"We're very nimble," said Hamblin. "That's one of the beauties of the charter school system. We can be more responsive to the needs of our students. We're not stuck in a frozen curriculum."

Placing elementary school, middle school, and high school students in the same building has an upside, too. A group of junior high students recently volunteered to mentor elementary students, for starters. And students are able to study at a level that fits them -- even if that means having a seventh grader taking high school math.

But meeting the needs of students isn't always academic.

Junior high and high school teacher Kim Robinson said working in a small school encourages teachers to connect with all of the institution's students, not just the ones in their individual classrooms.

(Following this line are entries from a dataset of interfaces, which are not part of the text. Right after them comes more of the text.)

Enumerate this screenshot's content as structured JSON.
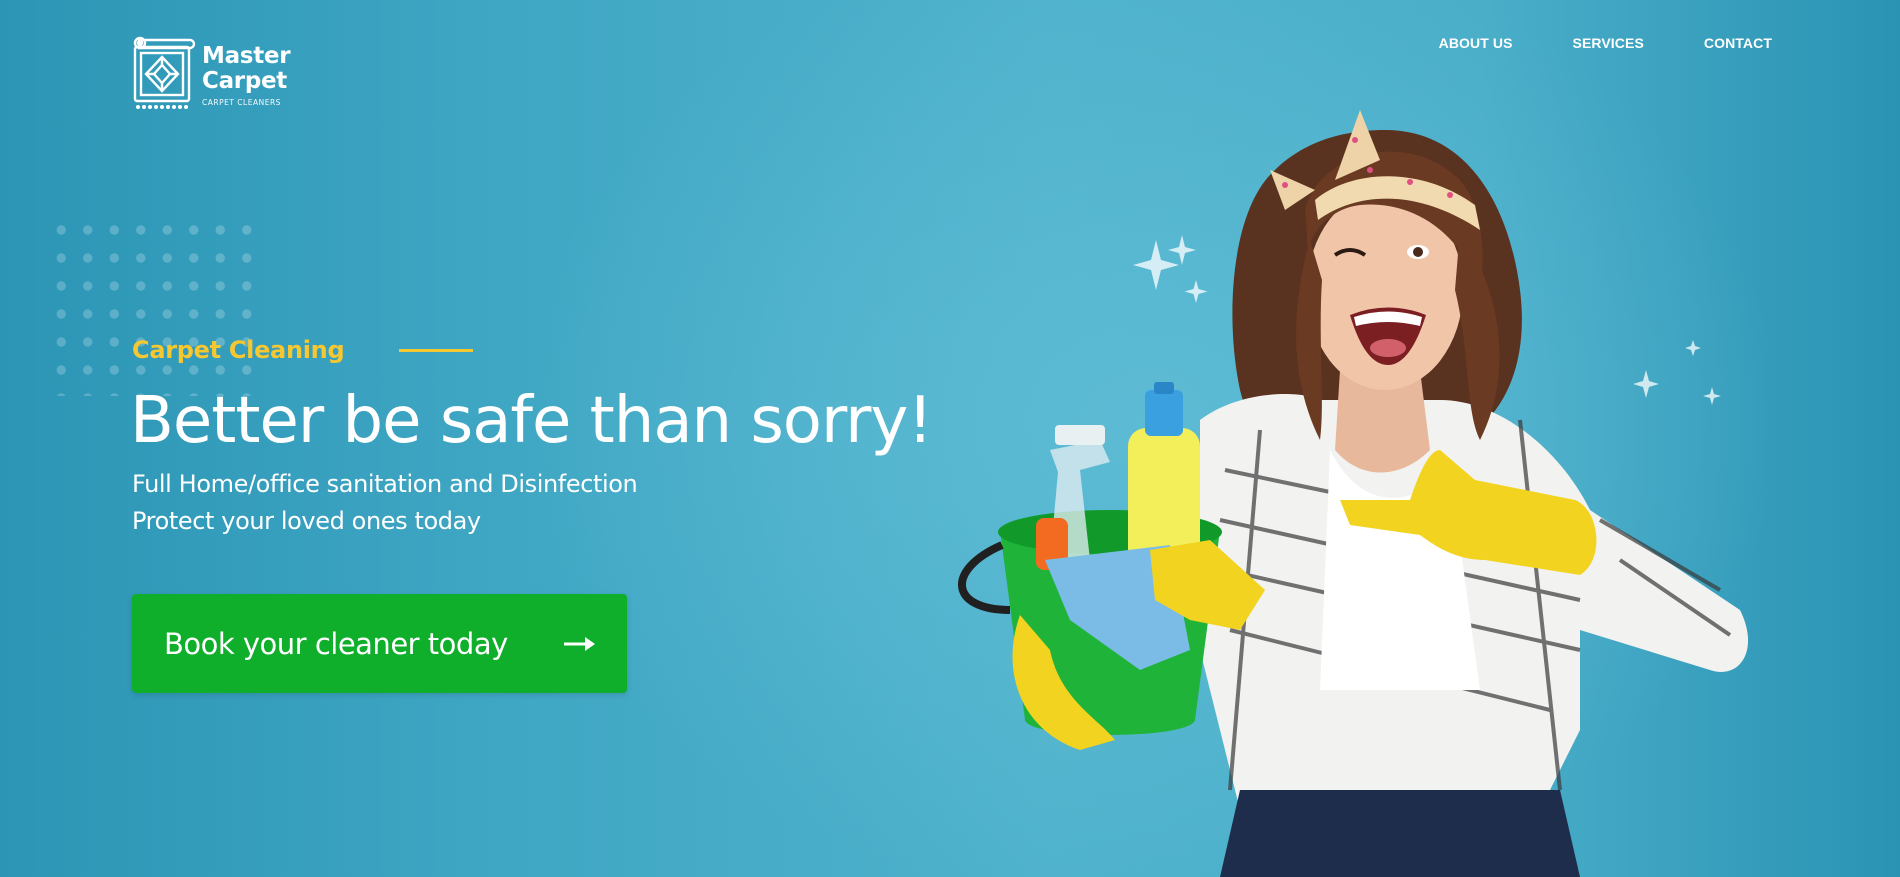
{
  "header": {
    "logo": {
      "title_line1": "Master",
      "title_line2": "Carpet",
      "subtitle": "CARPET CLEANERS",
      "icon": "carpet-icon"
    },
    "nav": [
      {
        "label": "ABOUT US"
      },
      {
        "label": "SERVICES"
      },
      {
        "label": "CONTACT"
      }
    ]
  },
  "hero": {
    "eyebrow": "Carpet Cleaning",
    "headline": "Better be safe than sorry!",
    "subline1": "Full Home/office sanitation and Disinfection",
    "subline2": "Protect your loved ones today",
    "cta": {
      "label": "Book your cleaner today",
      "icon": "arrow-right-icon"
    },
    "image": {
      "subject": "woman-with-cleaning-supplies"
    }
  },
  "colors": {
    "background": "#4aaec9",
    "accent_yellow": "#f5c731",
    "cta_green": "#0faf2c",
    "text": "#ffffff"
  }
}
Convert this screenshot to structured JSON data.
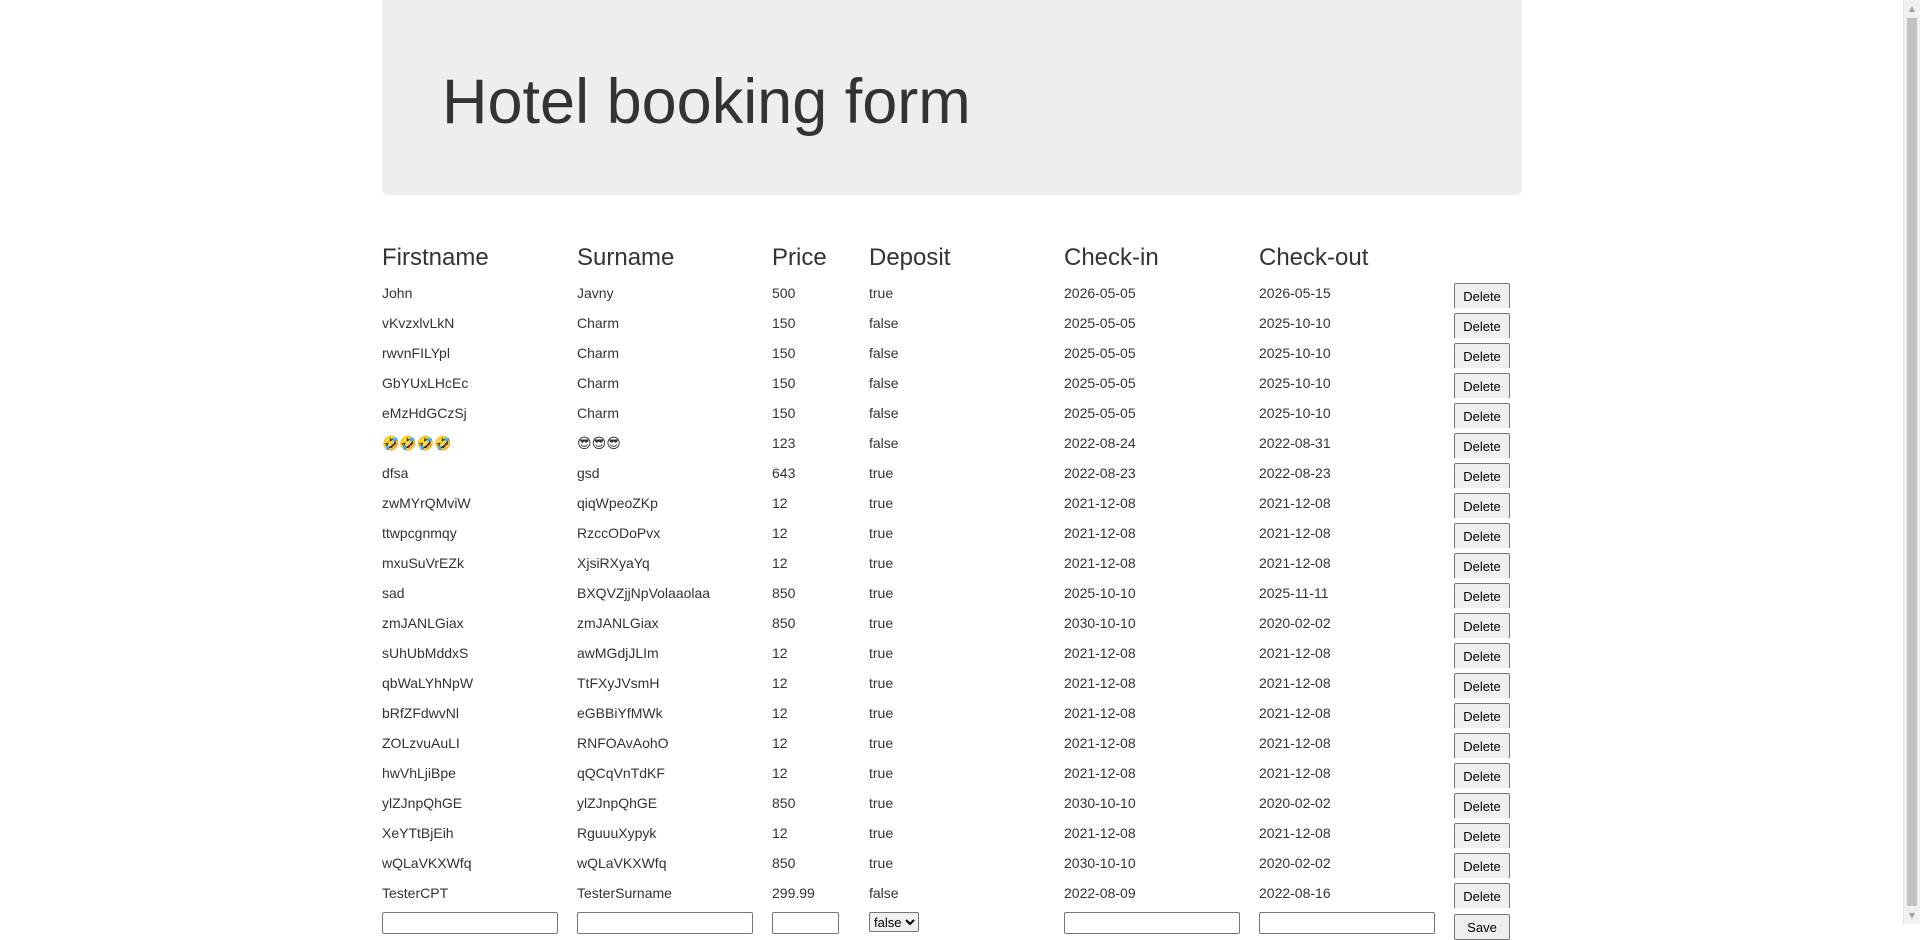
{
  "page": {
    "title": "Hotel booking form"
  },
  "table": {
    "headers": [
      "Firstname",
      "Surname",
      "Price",
      "Deposit",
      "Check-in",
      "Check-out"
    ],
    "delete_label": "Delete",
    "rows": [
      {
        "firstname": "John",
        "surname": "Javny",
        "price": "500",
        "deposit": "true",
        "checkin": "2026-05-05",
        "checkout": "2026-05-15"
      },
      {
        "firstname": "vKvzxlvLkN",
        "surname": "Charm",
        "price": "150",
        "deposit": "false",
        "checkin": "2025-05-05",
        "checkout": "2025-10-10"
      },
      {
        "firstname": "rwvnFILYpl",
        "surname": "Charm",
        "price": "150",
        "deposit": "false",
        "checkin": "2025-05-05",
        "checkout": "2025-10-10"
      },
      {
        "firstname": "GbYUxLHcEc",
        "surname": "Charm",
        "price": "150",
        "deposit": "false",
        "checkin": "2025-05-05",
        "checkout": "2025-10-10"
      },
      {
        "firstname": "eMzHdGCzSj",
        "surname": "Charm",
        "price": "150",
        "deposit": "false",
        "checkin": "2025-05-05",
        "checkout": "2025-10-10"
      },
      {
        "firstname": "🤣🤣🤣🤣",
        "surname": "😎😎😎",
        "price": "123",
        "deposit": "false",
        "checkin": "2022-08-24",
        "checkout": "2022-08-31"
      },
      {
        "firstname": "dfsa",
        "surname": "gsd",
        "price": "643",
        "deposit": "true",
        "checkin": "2022-08-23",
        "checkout": "2022-08-23"
      },
      {
        "firstname": "zwMYrQMviW",
        "surname": "qiqWpeoZKp",
        "price": "12",
        "deposit": "true",
        "checkin": "2021-12-08",
        "checkout": "2021-12-08"
      },
      {
        "firstname": "ttwpcgnmqy",
        "surname": "RzccODoPvx",
        "price": "12",
        "deposit": "true",
        "checkin": "2021-12-08",
        "checkout": "2021-12-08"
      },
      {
        "firstname": "mxuSuVrEZk",
        "surname": "XjsiRXyaYq",
        "price": "12",
        "deposit": "true",
        "checkin": "2021-12-08",
        "checkout": "2021-12-08"
      },
      {
        "firstname": "sad",
        "surname": "BXQVZjjNpVolaaolaa",
        "price": "850",
        "deposit": "true",
        "checkin": "2025-10-10",
        "checkout": "2025-11-11"
      },
      {
        "firstname": "zmJANLGiax",
        "surname": "zmJANLGiax",
        "price": "850",
        "deposit": "true",
        "checkin": "2030-10-10",
        "checkout": "2020-02-02"
      },
      {
        "firstname": "sUhUbMddxS",
        "surname": "awMGdjJLIm",
        "price": "12",
        "deposit": "true",
        "checkin": "2021-12-08",
        "checkout": "2021-12-08"
      },
      {
        "firstname": "qbWaLYhNpW",
        "surname": "TtFXyJVsmH",
        "price": "12",
        "deposit": "true",
        "checkin": "2021-12-08",
        "checkout": "2021-12-08"
      },
      {
        "firstname": "bRfZFdwvNl",
        "surname": "eGBBiYfMWk",
        "price": "12",
        "deposit": "true",
        "checkin": "2021-12-08",
        "checkout": "2021-12-08"
      },
      {
        "firstname": "ZOLzvuAuLI",
        "surname": "RNFOAvAohO",
        "price": "12",
        "deposit": "true",
        "checkin": "2021-12-08",
        "checkout": "2021-12-08"
      },
      {
        "firstname": "hwVhLjiBpe",
        "surname": "qQCqVnTdKF",
        "price": "12",
        "deposit": "true",
        "checkin": "2021-12-08",
        "checkout": "2021-12-08"
      },
      {
        "firstname": "ylZJnpQhGE",
        "surname": "ylZJnpQhGE",
        "price": "850",
        "deposit": "true",
        "checkin": "2030-10-10",
        "checkout": "2020-02-02"
      },
      {
        "firstname": "XeYTtBjEih",
        "surname": "RguuuXypyk",
        "price": "12",
        "deposit": "true",
        "checkin": "2021-12-08",
        "checkout": "2021-12-08"
      },
      {
        "firstname": "wQLaVKXWfq",
        "surname": "wQLaVKXWfq",
        "price": "850",
        "deposit": "true",
        "checkin": "2030-10-10",
        "checkout": "2020-02-02"
      },
      {
        "firstname": "TesterCPT",
        "surname": "TesterSurname",
        "price": "299.99",
        "deposit": "false",
        "checkin": "2022-08-09",
        "checkout": "2022-08-16"
      }
    ]
  },
  "form": {
    "firstname_value": "",
    "surname_value": "",
    "price_value": "",
    "deposit_selected": "false",
    "deposit_options": [
      "true",
      "false"
    ],
    "checkin_value": "",
    "checkout_value": "",
    "save_label": "Save"
  },
  "scrollbar": {
    "up_icon": "scroll-up-arrow",
    "down_icon": "scroll-down-arrow"
  }
}
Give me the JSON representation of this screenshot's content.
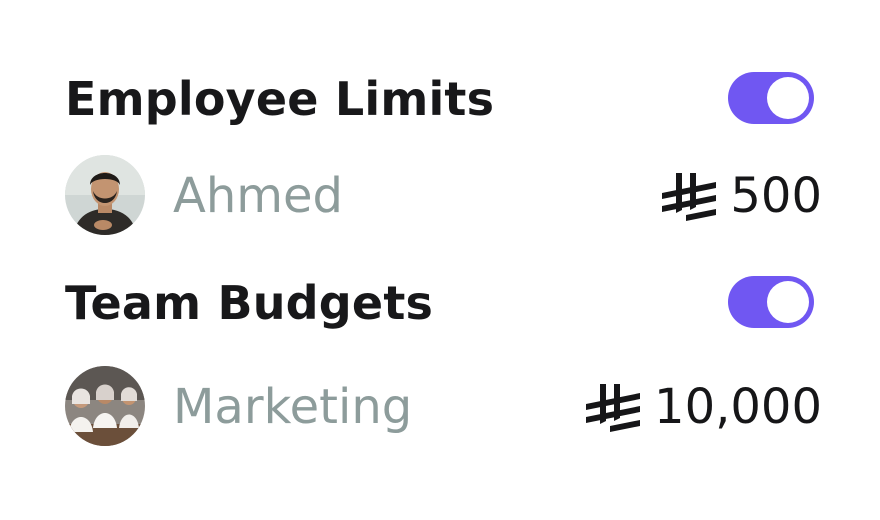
{
  "employee_limits": {
    "title": "Employee Limits",
    "toggle_on": true,
    "toggle_color": "#7057f2",
    "entry": {
      "name": "Ahmed",
      "currency_icon": "saudi-riyal-icon",
      "amount": "500"
    }
  },
  "team_budgets": {
    "title": "Team Budgets",
    "toggle_on": true,
    "toggle_color": "#7057f2",
    "entry": {
      "name": "Marketing",
      "currency_icon": "saudi-riyal-icon",
      "amount": "10,000"
    }
  }
}
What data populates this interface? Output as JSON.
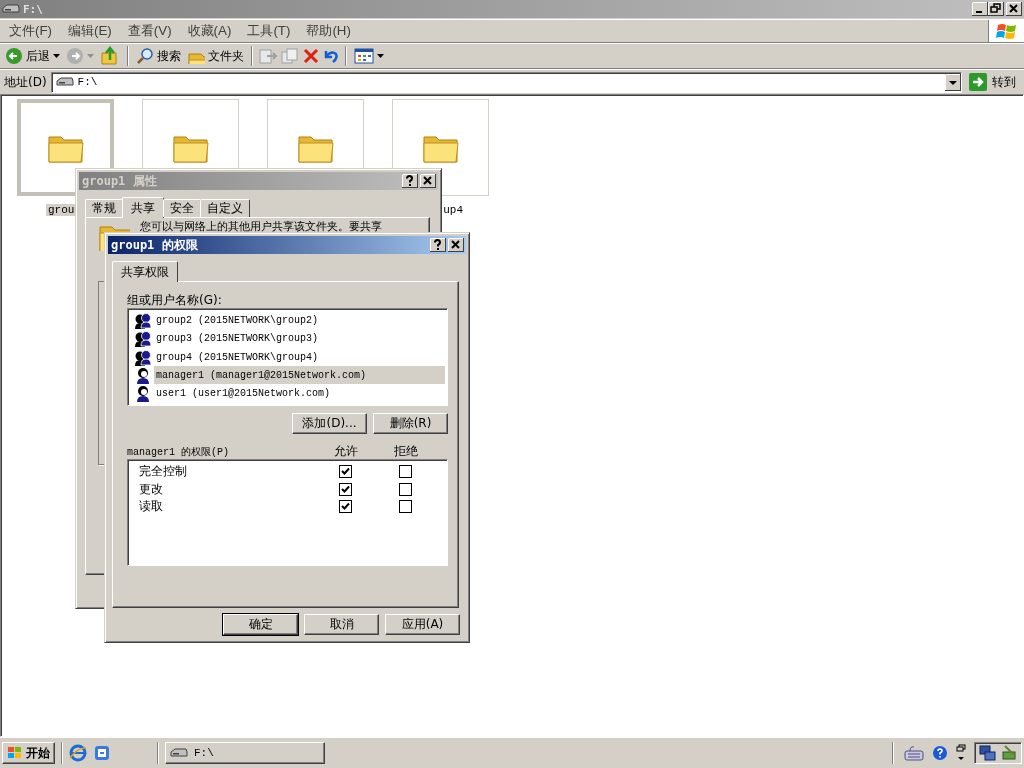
{
  "explorer": {
    "title": "F:\\",
    "menu": [
      "文件(F)",
      "编辑(E)",
      "查看(V)",
      "收藏(A)",
      "工具(T)",
      "帮助(H)"
    ],
    "toolbar": [
      {
        "kind": "back",
        "label": "后退"
      },
      {
        "kind": "forward"
      },
      {
        "kind": "up"
      },
      {
        "kind": "search",
        "label": "搜索"
      },
      {
        "kind": "folders",
        "label": "文件夹"
      },
      {
        "kind": "move"
      },
      {
        "kind": "copy"
      },
      {
        "kind": "delete"
      },
      {
        "kind": "undo"
      },
      {
        "kind": "views"
      }
    ],
    "address": {
      "label": "地址(D)",
      "value": "F:\\",
      "go": "转到"
    },
    "folders": [
      {
        "name": "grou",
        "selected": true
      },
      {
        "selected": false
      },
      {
        "selected": false
      },
      {
        "name": "up4",
        "selected": false
      }
    ]
  },
  "properties_dialog": {
    "title": "group1 属性",
    "tabs": [
      {
        "label": "常规",
        "selected": false
      },
      {
        "label": "共享",
        "selected": true
      },
      {
        "label": "安全",
        "selected": false
      },
      {
        "label": "自定义",
        "selected": false
      }
    ],
    "intro": "您可以与网络上的其他用户共享该文件夹。要共享"
  },
  "permissions_dialog": {
    "title": "group1 的权限",
    "tabs": [
      {
        "label": "共享权限",
        "selected": true
      }
    ],
    "list_label": "组或用户名称(G):",
    "principals": [
      {
        "kind": "group",
        "name": "group2 (2015NETWORK\\group2)",
        "selected": false
      },
      {
        "kind": "group",
        "name": "group3 (2015NETWORK\\group3)",
        "selected": false
      },
      {
        "kind": "group",
        "name": "group4 (2015NETWORK\\group4)",
        "selected": false
      },
      {
        "kind": "user",
        "name": "manager1 (manager1@2015Network.com)",
        "selected": true
      },
      {
        "kind": "user",
        "name": "user1 (user1@2015Network.com)",
        "selected": false
      }
    ],
    "list_buttons": [
      "添加(D)...",
      "删除(R)"
    ],
    "permissions_label": "manager1 的权限(P)",
    "columns": [
      "允许",
      "拒绝"
    ],
    "permissions": [
      {
        "name": "完全控制",
        "allow": true,
        "deny": false
      },
      {
        "name": "更改",
        "allow": true,
        "deny": false
      },
      {
        "name": "读取",
        "allow": true,
        "deny": false
      }
    ],
    "buttons": [
      "确定",
      "取消",
      "应用(A)"
    ]
  },
  "taskbar": {
    "start": "开始",
    "tasks": [
      {
        "label": "F:\\"
      }
    ]
  }
}
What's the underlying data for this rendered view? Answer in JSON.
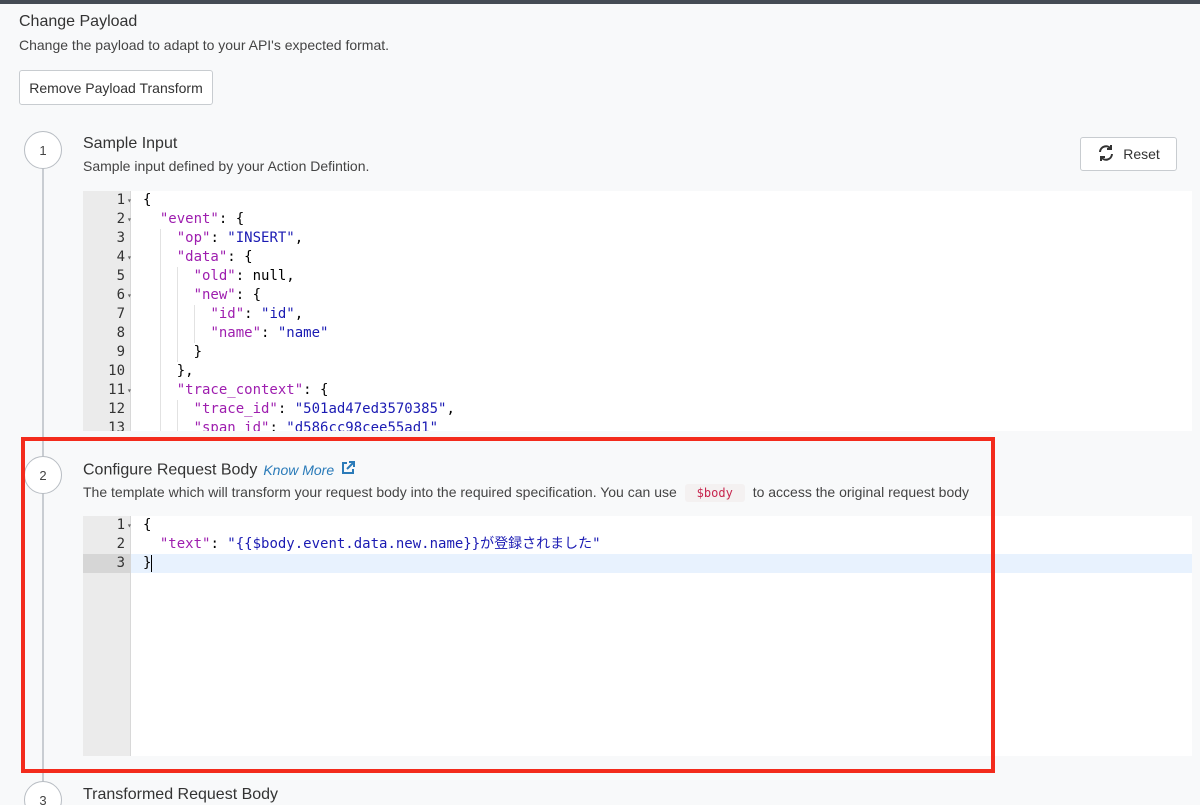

And as a result, teachers often understand exactly what their students -- and often their families -- are struggling with. Some students work minimum-wage jobs in addition to going to school, and Robinson said teachers have even bought groceries for students' families before.

And, she elaborated, knowing that some students haven't traveled beyond eastern Arizona makes it even more important that they visit universities and prepare for their futures.

"We're in a very high poverty area, and we're showing our kids that there's nothing that's going to hold you back," Robinson said. "We're going to help you find your way, and we're going to help you fly."

Learn more about how your child can thrive in a charter school setting on the Sequoia Village School website.

Members of the editorial and news staff of the USA TODAY Network were not involved in the creation of this content.



Photos: Students enjoy athletics at Sequoia Village School in Show Low, Arizona.